And Howard Taylor hits all the numbers, dropping his tag line, editing his work and showing some dramatic professionalism in how he rewrote.
Ok, so I haven't really reviewed what is going on.
Each of the stories has a beginning: a brainstorming session. They have the rough draft, edits and the final.
You can start with the final (or, you can start with the podcast, which is what I did) or you can start with the rough draft. But it makes it clear where the idea started, how it was roughed out, and just what a strong edit and feedback group response can do for a story.
The moment the price came down below my "I won't buy that" price (I'm annoyed at the extra price for digital works I can't resell, don't really own and that don't have the price of print -- I'm willing to pay for editing, just annoyed at digital works that cost more than paper), I bought it and I'm glad I did.
I bought this book because I love Brandon Sanderson's work. I was surprised to find I liked his story the least of all of them. This isn't to say his story was bad, it was very good, but the other three were better. Sanderson really shines in longer work he needs time to stretch his legs (in my opinion) the story in this book reads like a GREAT intro to a much longer book... and I really hope that is the case. I haven't read the bonus material but I have been listening to the podcast from whence this book originated.
I think if you're an aspiring writer, or already a writer, getting a peek behind the curtain will be very helpful. Also this is a good way to get an introduction to three other writers of equal skill to Sanderson.
This is less of anthology than a writing tool, anyway. The idea is that you read the stories and then see how the authors came up with them. A kind of brainstorming to editing kind of thing. This is definitely the first time I’ve EVER seen anything like this and it is great! I loved seeing how things went from brainstormed ideas to a rough story to an edited story with the help of discussion and critique.

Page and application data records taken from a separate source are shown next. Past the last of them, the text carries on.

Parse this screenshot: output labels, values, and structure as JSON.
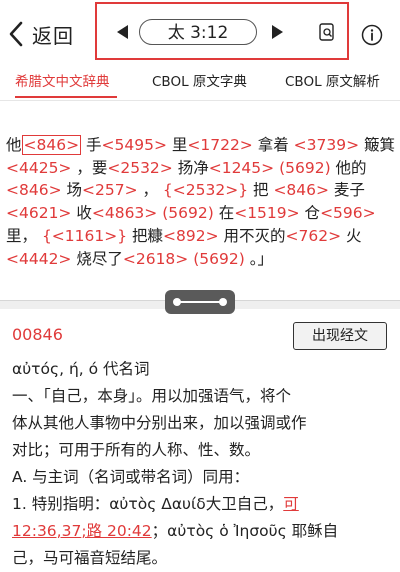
{
  "header": {
    "back_label": "返回",
    "reference": "太 3:12"
  },
  "tabs": [
    {
      "label": "希腊文中文辞典"
    },
    {
      "label": "CBOL 原文字典"
    },
    {
      "label": "CBOL 原文解析"
    }
  ],
  "verse": {
    "l1": {
      "t1": "他",
      "n1": "<846>",
      "t2": " 手",
      "n2": "<5495>",
      "t3": " 里",
      "n3": "<1722>",
      "t4": " 拿着 ",
      "n4": "<3739>",
      "t5": " 簸箕"
    },
    "l2": {
      "n1": "<4425>",
      "t1": " ，要",
      "n2": "<2532>",
      "t2": " 扬净",
      "n3": "<1245>",
      "t3": " ",
      "n4": "(5692)",
      "t4": " 他的"
    },
    "l3": {
      "n1": "<846>",
      "t1": " 场",
      "n2": "<257>",
      "t2": " ， ",
      "n3": "{<2532>}",
      "t3": " 把 ",
      "n4": "<846>",
      "t4": " 麦子"
    },
    "l4": {
      "n1": "<4621>",
      "t1": " 收",
      "n2": "<4863>",
      "t2": " ",
      "n3": "(5692)",
      "t3": " 在",
      "n4": "<1519>",
      "t4": " 仓",
      "n5": "<596>"
    },
    "l5": {
      "t1": "里， ",
      "n1": "{<1161>}",
      "t2": " 把糠",
      "n2": "<892>",
      "t3": " 用不灭的",
      "n3": "<762>",
      "t4": " 火"
    },
    "l6": {
      "n1": "<4442>",
      "t1": " 烧尽了",
      "n2": "<2618>",
      "t2": " ",
      "n3": "(5692)",
      "t3": " 。」"
    }
  },
  "entry": {
    "number": "00846",
    "occurrence_button": "出现经文",
    "lines": {
      "l1": "αὐτός, ή, ό  代名词",
      "l2": "一、「自己，本身」。用以加强语气，将个",
      "l3": "体从其他人事物中分别出来，加以强调或作",
      "l4": "对比；可用于所有的人称、性、数。",
      "l5": "A. 与主词（名词或带名词）同用：",
      "l6a": "1. 特别指明：αὐτὸς Δαυίδ大卫自己，",
      "l6link": "可",
      "l7link1": "12:36,37",
      "l7sep": ";",
      "l7link2": "路 20:42",
      "l7b": "；αὐτὸς ὁ Ἰησοῦς 耶稣自",
      "l8": "己，马可福音短结尾。"
    }
  },
  "colors": {
    "accent": "#e03a3a",
    "text": "#222222"
  }
}
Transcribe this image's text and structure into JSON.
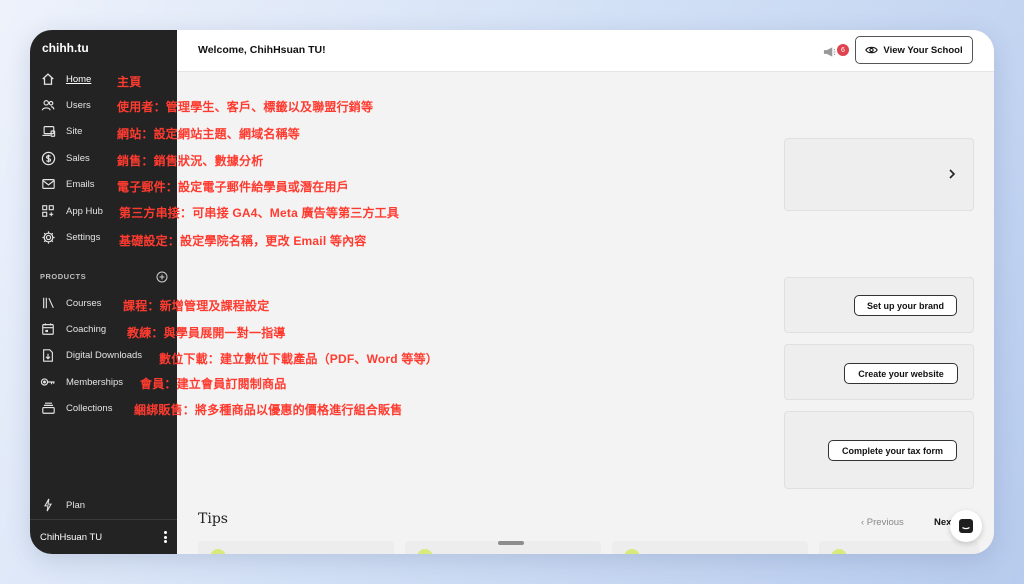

The stories, of course, are great. But I think that seeing the process is ACTUALLY the more valuable thing here. I would suggest this book to anyone who is an aspiring writer who likes science fiction and fantasy. This is a really great look into the process that is normally glossed over by other writing books.
The short stories were good. I wasn't a huge fan of the writing portion where the authors were sitting around tossing ideas back and forth - and then the books being changed per a new revision or old revision etc... Once I read a short story - I was happy with it and didn't feel the need to go back and read it again to see how it had evolved and changed with input from the different authors. Personally I would have preferred to have longer stories instead of repeatedly having different versions in the book.
This book is a collection of great short stories by talented and well-known authors. And it is more than that. The authors have allowed the reader to experience their writing process by sharing their plot and world-building brainstorming, their rough drafts, and revision process. I enjoyed the stories. Aspiring authors will love and learn from reading this book!
I really liked this book. The stories were compelling and fun to read. They grabbed you right from the start. Each was different from the other. Added to the stories were the brain storming and critique of the story concepts, first drafts, and the final edits. This was a great look at the development process on writing short stories. I really loved it!
Very fun to see how the professionals take an idea from concept to finished short story, and the end product in each case is better than you might expect, especially considering the authors brainstorm their ideas in the podcast.
Examples of the revision process from accomplished writers is the most valuable and least common tool I've seen for the teaching of writing. Creating this book was a brilliant idea. I'd love to seem more books like this.